> _SOURCE MATERIAL_

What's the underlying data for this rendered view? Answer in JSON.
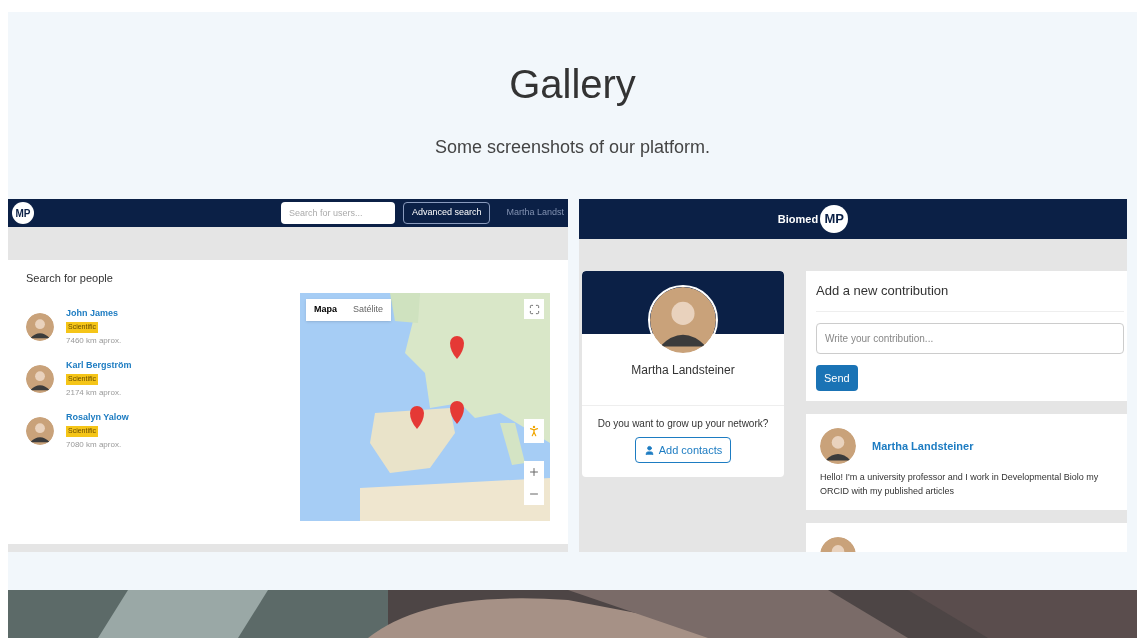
{
  "heading": {
    "title": "Gallery",
    "subtitle": "Some screenshots of our platform."
  },
  "search_screen": {
    "logo": "MP",
    "search": {
      "placeholder": "Search for users..."
    },
    "advanced_button": "Advanced search",
    "user_name": "Martha Landst",
    "panel_title": "Search for people",
    "people": [
      {
        "name": "John James",
        "tag": "Scientific",
        "distance": "7460 km aprox."
      },
      {
        "name": "Karl Bergström",
        "tag": "Scientific",
        "distance": "2174 km aprox."
      },
      {
        "name": "Rosalyn Yalow",
        "tag": "Scientific",
        "distance": "7080 km aprox."
      }
    ],
    "map": {
      "tabs": [
        {
          "label": "Mapa",
          "selected": true
        },
        {
          "label": "Satélite",
          "selected": false
        }
      ]
    }
  },
  "feed_screen": {
    "brand": "Biomed",
    "logo": "MP",
    "profile": {
      "name": "Martha Landsteiner",
      "prompt": "Do you want to grow up your network?",
      "button": "Add contacts"
    },
    "composer": {
      "title": "Add a new contribution",
      "placeholder": "Write your contribution...",
      "button": "Send"
    },
    "posts": [
      {
        "author": "Martha Landsteiner",
        "text": "Hello! I'm a university professor and I work in Developmental Biolo my ORCID with my published articles"
      }
    ]
  }
}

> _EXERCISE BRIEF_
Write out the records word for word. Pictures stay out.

> _REPLY_
What's the underlying data for this rendered view? Answer in JSON.
{
  "heading": {
    "title": "Gallery",
    "subtitle": "Some screenshots of our platform."
  },
  "search_screen": {
    "logo": "MP",
    "search": {
      "placeholder": "Search for users..."
    },
    "advanced_button": "Advanced search",
    "user_name": "Martha Landst",
    "panel_title": "Search for people",
    "people": [
      {
        "name": "John James",
        "tag": "Scientific",
        "distance": "7460 km aprox."
      },
      {
        "name": "Karl Bergström",
        "tag": "Scientific",
        "distance": "2174 km aprox."
      },
      {
        "name": "Rosalyn Yalow",
        "tag": "Scientific",
        "distance": "7080 km aprox."
      }
    ],
    "map": {
      "tabs": [
        {
          "label": "Mapa",
          "selected": true
        },
        {
          "label": "Satélite",
          "selected": false
        }
      ]
    }
  },
  "feed_screen": {
    "brand": "Biomed",
    "logo": "MP",
    "profile": {
      "name": "Martha Landsteiner",
      "prompt": "Do you want to grow up your network?",
      "button": "Add contacts"
    },
    "composer": {
      "title": "Add a new contribution",
      "placeholder": "Write your contribution...",
      "button": "Send"
    },
    "posts": [
      {
        "author": "Martha Landsteiner",
        "text": "Hello! I'm a university professor and I work in Developmental Biolo my ORCID with my published articles"
      }
    ]
  }
}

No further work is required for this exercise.